WORK TO BE COMPLETED
Among the entries below, find the lines that hold the word "title" and report them.

Entries from a dataset of interfaces
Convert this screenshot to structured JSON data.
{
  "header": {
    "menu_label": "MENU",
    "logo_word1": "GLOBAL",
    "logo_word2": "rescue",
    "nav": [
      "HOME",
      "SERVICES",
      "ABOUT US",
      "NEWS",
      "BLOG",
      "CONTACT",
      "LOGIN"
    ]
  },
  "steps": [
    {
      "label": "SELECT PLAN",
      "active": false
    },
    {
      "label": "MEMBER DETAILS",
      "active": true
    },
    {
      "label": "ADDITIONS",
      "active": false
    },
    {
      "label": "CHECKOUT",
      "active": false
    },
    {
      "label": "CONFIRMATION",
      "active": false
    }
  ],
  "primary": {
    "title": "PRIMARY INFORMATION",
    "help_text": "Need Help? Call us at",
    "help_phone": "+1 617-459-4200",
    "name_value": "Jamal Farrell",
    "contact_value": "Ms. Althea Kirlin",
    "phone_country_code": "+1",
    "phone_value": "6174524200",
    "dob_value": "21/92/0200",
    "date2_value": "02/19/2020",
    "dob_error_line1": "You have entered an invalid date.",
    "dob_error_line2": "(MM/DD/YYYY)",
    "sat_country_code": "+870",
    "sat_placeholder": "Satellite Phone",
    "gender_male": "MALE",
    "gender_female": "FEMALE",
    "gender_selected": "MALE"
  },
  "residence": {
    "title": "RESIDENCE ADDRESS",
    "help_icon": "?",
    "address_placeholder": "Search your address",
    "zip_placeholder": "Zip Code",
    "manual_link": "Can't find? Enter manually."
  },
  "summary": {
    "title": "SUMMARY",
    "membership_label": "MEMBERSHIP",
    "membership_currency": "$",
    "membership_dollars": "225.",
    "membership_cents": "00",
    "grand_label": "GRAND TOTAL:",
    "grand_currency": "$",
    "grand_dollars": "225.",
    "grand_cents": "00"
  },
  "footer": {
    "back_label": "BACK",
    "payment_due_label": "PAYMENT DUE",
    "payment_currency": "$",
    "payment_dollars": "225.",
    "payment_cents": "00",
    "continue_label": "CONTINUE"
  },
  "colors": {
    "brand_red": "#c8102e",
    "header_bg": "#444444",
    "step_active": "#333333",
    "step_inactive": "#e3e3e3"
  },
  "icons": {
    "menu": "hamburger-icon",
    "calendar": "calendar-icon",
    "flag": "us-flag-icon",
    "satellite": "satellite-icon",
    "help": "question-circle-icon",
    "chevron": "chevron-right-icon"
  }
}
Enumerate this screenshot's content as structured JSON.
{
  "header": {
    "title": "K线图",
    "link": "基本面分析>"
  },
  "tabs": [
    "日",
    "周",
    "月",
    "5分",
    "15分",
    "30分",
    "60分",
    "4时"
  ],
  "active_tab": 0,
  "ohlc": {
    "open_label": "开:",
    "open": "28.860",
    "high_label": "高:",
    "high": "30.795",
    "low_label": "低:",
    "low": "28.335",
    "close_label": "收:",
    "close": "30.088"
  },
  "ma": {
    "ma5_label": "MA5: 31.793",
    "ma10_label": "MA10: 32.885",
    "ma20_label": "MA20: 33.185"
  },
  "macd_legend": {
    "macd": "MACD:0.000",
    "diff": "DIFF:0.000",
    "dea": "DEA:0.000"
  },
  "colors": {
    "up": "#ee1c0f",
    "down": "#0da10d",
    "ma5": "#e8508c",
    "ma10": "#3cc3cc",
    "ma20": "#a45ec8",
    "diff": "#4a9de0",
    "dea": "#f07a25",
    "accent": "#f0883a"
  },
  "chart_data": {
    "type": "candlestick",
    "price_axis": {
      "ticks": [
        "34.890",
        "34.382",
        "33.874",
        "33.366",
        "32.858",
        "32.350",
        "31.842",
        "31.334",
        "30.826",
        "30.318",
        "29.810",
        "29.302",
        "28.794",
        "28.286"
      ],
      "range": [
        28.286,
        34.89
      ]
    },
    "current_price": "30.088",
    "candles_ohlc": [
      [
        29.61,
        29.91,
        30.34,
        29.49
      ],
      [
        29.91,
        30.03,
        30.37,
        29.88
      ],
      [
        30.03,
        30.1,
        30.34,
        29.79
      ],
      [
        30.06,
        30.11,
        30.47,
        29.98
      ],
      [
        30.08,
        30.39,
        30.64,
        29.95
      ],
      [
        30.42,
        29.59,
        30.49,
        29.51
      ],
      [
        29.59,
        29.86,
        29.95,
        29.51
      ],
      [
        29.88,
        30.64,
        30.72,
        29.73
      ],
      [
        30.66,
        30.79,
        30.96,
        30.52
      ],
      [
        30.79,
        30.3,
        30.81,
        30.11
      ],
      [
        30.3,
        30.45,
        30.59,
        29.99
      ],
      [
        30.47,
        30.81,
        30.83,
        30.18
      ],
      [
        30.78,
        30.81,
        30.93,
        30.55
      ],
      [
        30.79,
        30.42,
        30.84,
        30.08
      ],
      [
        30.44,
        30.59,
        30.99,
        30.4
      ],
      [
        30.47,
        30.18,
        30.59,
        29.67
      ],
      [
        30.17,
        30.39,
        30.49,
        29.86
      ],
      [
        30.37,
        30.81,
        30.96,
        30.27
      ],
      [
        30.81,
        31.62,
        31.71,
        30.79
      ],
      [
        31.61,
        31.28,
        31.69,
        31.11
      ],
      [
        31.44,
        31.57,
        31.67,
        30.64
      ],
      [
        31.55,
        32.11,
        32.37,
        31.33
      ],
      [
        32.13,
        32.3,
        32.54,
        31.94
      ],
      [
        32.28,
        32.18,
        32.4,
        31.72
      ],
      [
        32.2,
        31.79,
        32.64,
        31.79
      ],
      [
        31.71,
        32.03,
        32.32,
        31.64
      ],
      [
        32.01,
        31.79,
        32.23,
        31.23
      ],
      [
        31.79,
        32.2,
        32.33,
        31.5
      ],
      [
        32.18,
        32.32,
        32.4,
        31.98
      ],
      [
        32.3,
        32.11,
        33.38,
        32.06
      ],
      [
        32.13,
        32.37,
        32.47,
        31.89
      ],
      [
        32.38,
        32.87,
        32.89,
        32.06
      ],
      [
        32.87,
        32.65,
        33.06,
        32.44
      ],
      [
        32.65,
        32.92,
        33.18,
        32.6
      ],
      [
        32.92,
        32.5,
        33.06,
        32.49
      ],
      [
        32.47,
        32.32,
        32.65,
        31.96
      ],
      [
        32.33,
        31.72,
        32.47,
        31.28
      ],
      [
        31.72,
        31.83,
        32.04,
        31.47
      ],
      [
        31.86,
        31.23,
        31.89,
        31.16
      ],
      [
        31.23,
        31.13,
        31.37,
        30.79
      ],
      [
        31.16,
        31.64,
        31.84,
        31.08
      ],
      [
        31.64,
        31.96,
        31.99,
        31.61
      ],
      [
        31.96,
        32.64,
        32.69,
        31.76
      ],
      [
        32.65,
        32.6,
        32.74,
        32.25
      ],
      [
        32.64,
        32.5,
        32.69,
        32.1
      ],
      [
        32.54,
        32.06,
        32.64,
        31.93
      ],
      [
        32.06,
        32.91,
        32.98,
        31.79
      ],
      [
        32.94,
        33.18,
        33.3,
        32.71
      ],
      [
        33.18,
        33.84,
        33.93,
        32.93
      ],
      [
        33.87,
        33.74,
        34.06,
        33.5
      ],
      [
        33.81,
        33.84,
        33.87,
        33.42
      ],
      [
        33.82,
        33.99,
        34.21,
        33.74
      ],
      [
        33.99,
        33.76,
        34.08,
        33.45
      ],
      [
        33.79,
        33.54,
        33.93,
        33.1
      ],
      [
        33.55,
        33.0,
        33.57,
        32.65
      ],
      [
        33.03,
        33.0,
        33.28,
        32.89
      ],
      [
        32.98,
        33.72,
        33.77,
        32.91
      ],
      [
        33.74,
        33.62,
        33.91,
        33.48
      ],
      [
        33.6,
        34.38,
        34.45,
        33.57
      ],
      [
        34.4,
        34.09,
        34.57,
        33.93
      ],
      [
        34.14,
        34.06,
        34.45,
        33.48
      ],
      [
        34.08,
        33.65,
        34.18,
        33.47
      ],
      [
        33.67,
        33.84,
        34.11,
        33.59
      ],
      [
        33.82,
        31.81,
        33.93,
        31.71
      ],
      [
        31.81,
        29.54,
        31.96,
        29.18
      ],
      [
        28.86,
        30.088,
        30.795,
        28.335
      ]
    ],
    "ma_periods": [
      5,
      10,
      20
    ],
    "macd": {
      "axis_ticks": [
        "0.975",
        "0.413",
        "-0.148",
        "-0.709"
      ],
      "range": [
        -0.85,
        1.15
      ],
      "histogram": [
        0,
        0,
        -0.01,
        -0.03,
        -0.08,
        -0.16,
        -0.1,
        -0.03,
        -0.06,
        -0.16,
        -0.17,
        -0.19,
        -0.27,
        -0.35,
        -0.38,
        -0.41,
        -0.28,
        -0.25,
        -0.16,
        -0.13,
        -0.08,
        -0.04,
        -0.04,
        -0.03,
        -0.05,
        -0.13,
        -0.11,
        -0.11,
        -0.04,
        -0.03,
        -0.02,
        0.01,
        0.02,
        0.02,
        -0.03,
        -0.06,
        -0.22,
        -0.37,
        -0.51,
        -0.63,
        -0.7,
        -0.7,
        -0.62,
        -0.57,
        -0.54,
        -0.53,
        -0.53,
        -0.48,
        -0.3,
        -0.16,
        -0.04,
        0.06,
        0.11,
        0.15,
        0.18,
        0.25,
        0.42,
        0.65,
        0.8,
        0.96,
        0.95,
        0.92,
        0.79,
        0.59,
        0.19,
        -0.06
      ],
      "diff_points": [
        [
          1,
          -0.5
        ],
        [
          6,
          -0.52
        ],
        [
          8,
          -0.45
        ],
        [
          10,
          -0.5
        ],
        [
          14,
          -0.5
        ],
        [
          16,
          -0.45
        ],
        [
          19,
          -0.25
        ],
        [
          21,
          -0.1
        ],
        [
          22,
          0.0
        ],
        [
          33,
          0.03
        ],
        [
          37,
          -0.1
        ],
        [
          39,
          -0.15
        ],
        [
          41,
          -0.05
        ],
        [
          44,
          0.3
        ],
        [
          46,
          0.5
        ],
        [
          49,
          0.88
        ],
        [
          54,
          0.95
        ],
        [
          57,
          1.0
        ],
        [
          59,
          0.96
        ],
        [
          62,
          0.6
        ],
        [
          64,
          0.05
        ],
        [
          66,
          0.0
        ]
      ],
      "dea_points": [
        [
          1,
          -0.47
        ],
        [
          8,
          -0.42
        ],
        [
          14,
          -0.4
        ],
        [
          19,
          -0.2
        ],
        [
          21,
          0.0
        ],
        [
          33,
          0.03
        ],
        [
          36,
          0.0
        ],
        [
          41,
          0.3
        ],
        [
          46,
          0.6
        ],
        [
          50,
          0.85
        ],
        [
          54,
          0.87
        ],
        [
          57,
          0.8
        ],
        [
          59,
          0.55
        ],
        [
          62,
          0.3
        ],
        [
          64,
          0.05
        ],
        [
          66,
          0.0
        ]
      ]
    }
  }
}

YOUR SOLUTION
    "title": "PRIMARY INFORMATION",
    "title": "RESIDENCE ADDRESS",
    "title": "SUMMARY",
    "title": "K线图",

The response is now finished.